We are totally opposed to any extension of powers or jurisdiction for the RSPCA, a self-promoting, self-appointed independent charity. We believe that this organisation, as a charity, already exceeds its remit. We are not alone in this belief, given other recorded representations to the same effect. Any regulation must be under the strict control of Government or Local Authorities and not sub-contracted to any particular lobby, charitable or otherwise. This must be clearly understood and established, without cause for doubt, in the body of the Bill.
Dog breeders are well aware of "the duty of care" and do not require an Act of Parliament or the RSPCA to define that duty. They are caring, compassionate and knowledgeable dog owners, whose business depends on selling top stock in peak health. This can only be achieved by adopting the best animal husbandry procedures, of which docking is one. They would never condone cruelty to their dogs. Their many years of experience with docking and then raising perfectly developed and emotionally healthy dogs prove that there are no issues of cruelty and physical damage related to properly conducted tail docking
We cannot see that the RSPCA has a stake in the proposed Animal Welfare anti-docking legislation, other than it would be able to prosecute for future non-compliance with a regulation.
This has nothing to do with its charitable remit - the prevention of cruelty to animals. We would suggest that the Bill’s true stakeholders are the breeders and owners of traditionally docked breeds. They are assisted, as required, by veterinary surgeons who are both willing and competent to carry out the operation with minimum distress to the puppies. This Bill, if enacted in its current form, will simply disrupt the status quo to appease the biased clamour of an ill-informed and opinionated anti-docking lobby.
Docking is a long established part of animal husbandry. It would seem to us therefore that natural justice would dictate that it was for those wishing to end the practice to prove their case beyond reasonable doubt and without emotional hyperbole.
There is no evidence that docking has ever been harmful to any individual dog, past or present, physically or emotionally.

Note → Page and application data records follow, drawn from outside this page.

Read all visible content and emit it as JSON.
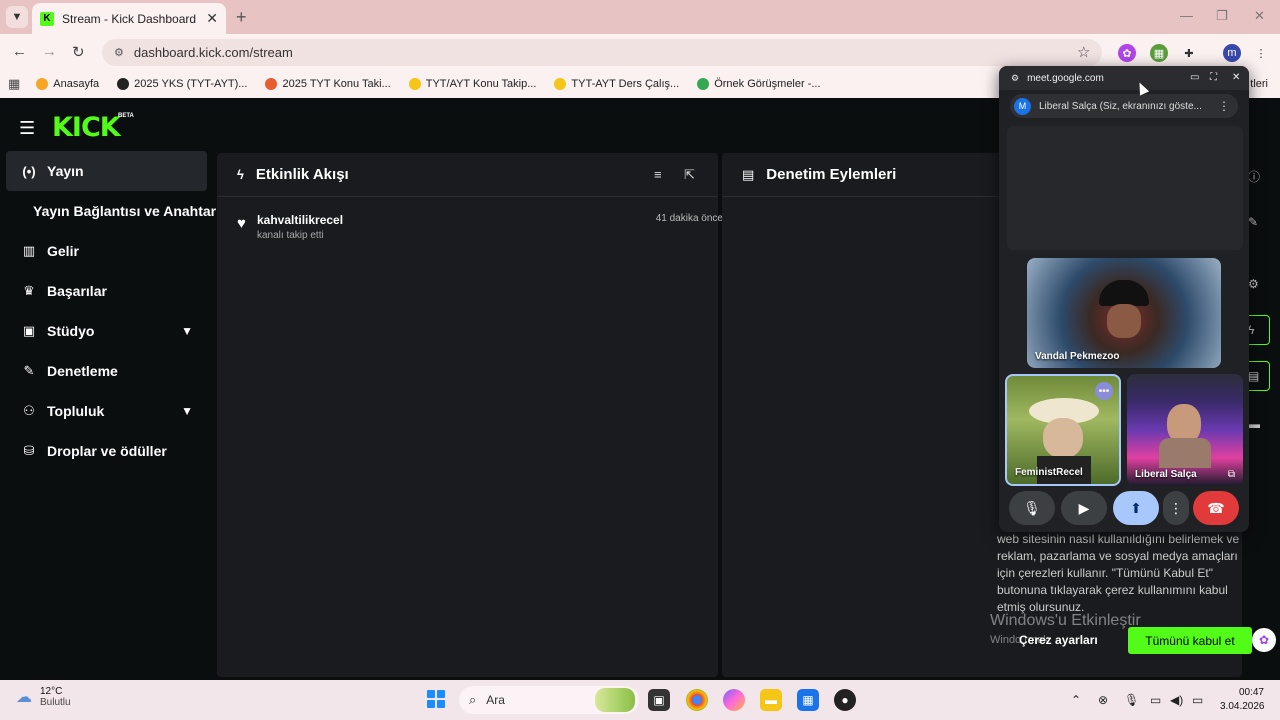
{
  "browser": {
    "tab_title": "Stream - Kick Dashboard",
    "url": "dashboard.kick.com/stream",
    "bookmarks": [
      {
        "label": "Anasayfa",
        "color": "#f6a623"
      },
      {
        "label": "2025 YKS (TYT-AYT)...",
        "color": "#222222"
      },
      {
        "label": "2025 TYT Konu Taki...",
        "color": "#e85d2f"
      },
      {
        "label": "TYT/AYT Konu Takip...",
        "color": "#f5c518"
      },
      {
        "label": "TYT-AYT Ders Çalış...",
        "color": "#f5c518"
      },
      {
        "label": "Örnek Görüşmeler -...",
        "color": "#34a853"
      }
    ],
    "bookmarks_right": "tleri"
  },
  "kick": {
    "logo": "KICK",
    "beta": "BETA",
    "sidebar": [
      {
        "label": "Yayın",
        "icon": "broadcast-icon",
        "glyph": "(•)",
        "active": true
      },
      {
        "label": "Gelir",
        "icon": "chart-icon",
        "glyph": "▥"
      },
      {
        "label": "Başarılar",
        "icon": "trophy-icon",
        "glyph": "🏆"
      },
      {
        "label": "Stüdyo",
        "icon": "studio-icon",
        "glyph": "▣",
        "expandable": true
      },
      {
        "label": "Denetleme",
        "icon": "wrench-icon",
        "glyph": "✎"
      },
      {
        "label": "Topluluk",
        "icon": "community-icon",
        "glyph": "👥",
        "expandable": true
      },
      {
        "label": "Droplar ve ödüller",
        "icon": "drops-icon",
        "glyph": "⛁"
      }
    ],
    "sidebar_sub": "Yayın Bağlantısı ve Anahtarı",
    "activity_panel": {
      "title": "Etkinlik Akışı",
      "items": [
        {
          "user": "kahvaltilikrecel",
          "action": "kanalı takip etti",
          "time": "41 dakika önce"
        }
      ]
    },
    "moderation_panel": {
      "title": "Denetim Eylemleri"
    },
    "cookie": {
      "text": "web sitesinin nasıl kullanıldığını belirlemek ve reklam, pazarlama ve sosyal medya amaçları için çerezleri kullanır. \"Tümünü Kabul Et\" butonuna tıklayarak çerez kullanımını kabul etmiş olursunuz.",
      "settings": "Çerez ayarları",
      "accept": "Tümünü kabul et"
    },
    "windows_watermark": "Windows'u Etkinleştir",
    "windows_watermark_sub": "Windo        rmek"
  },
  "meet": {
    "domain": "meet.google.com",
    "presenting": "Liberal Salça (Siz, ekranınızı göste...",
    "avatar_letter": "M",
    "participants": [
      {
        "name": "Vandal Pekmezoo"
      },
      {
        "name": "FeministRecel"
      },
      {
        "name": "Liberal Salça"
      }
    ]
  },
  "taskbar": {
    "temp": "12°C",
    "condition": "Bulutlu",
    "search": "Ara",
    "time": "00:47",
    "date": "3.04.2026"
  },
  "colors": {
    "kick_green": "#53fc18",
    "end_call": "#e03a3a",
    "share_active": "#a8c7fa"
  }
}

Docking prevents tail-tip damage to those breeds that work under thick cover and to those breeds burdened with a very long, heavy tail prone to trauma through constant wagging in confined living quarters.
In adulthood, there is no effective treatment for an infected, traumatised tail tip, other than complete tail amputation. This is a much greater trauma, (operative and post-operative), for the patient and exposes him/her to the risk of a general anaesthetic.
When properly performed, pain and bleeding are minimal. Indeed, a little local anaesthetic renders docking painless.
There is no majority anti-docking opinion in the general public. On the contrary, prospective purchasers of traditionally docked breeds reject tailed puppies and actively seek out docked alternatives. If the UK public had a majority against docking, breeders who tried to sell docked puppies would have a minority and a dwindling market would soon drive them out of business.
The overwhelming majority of consultation submissions to EFRA were pro-docking.
The docking decision should remain a personal freedom of choice. Those who do not wish to dock may refrain from doing so and vice versa. Thereafter, market demand will determine the outcome of the debate.
With these points in mind and the others to which we have drawn your attention, we would ask that you instruct your Minister to reconsider his draft Bill impartially and setting aside his own personal view, judge this matter and determine it on the facts alone.
Peter Squires President, Council of Docked Breeds
Ronnie Irving Chairman, Kennel Club
Joseph Lennox Holmes BVetMed MRCVS Veterinary Consultant Vets4Docking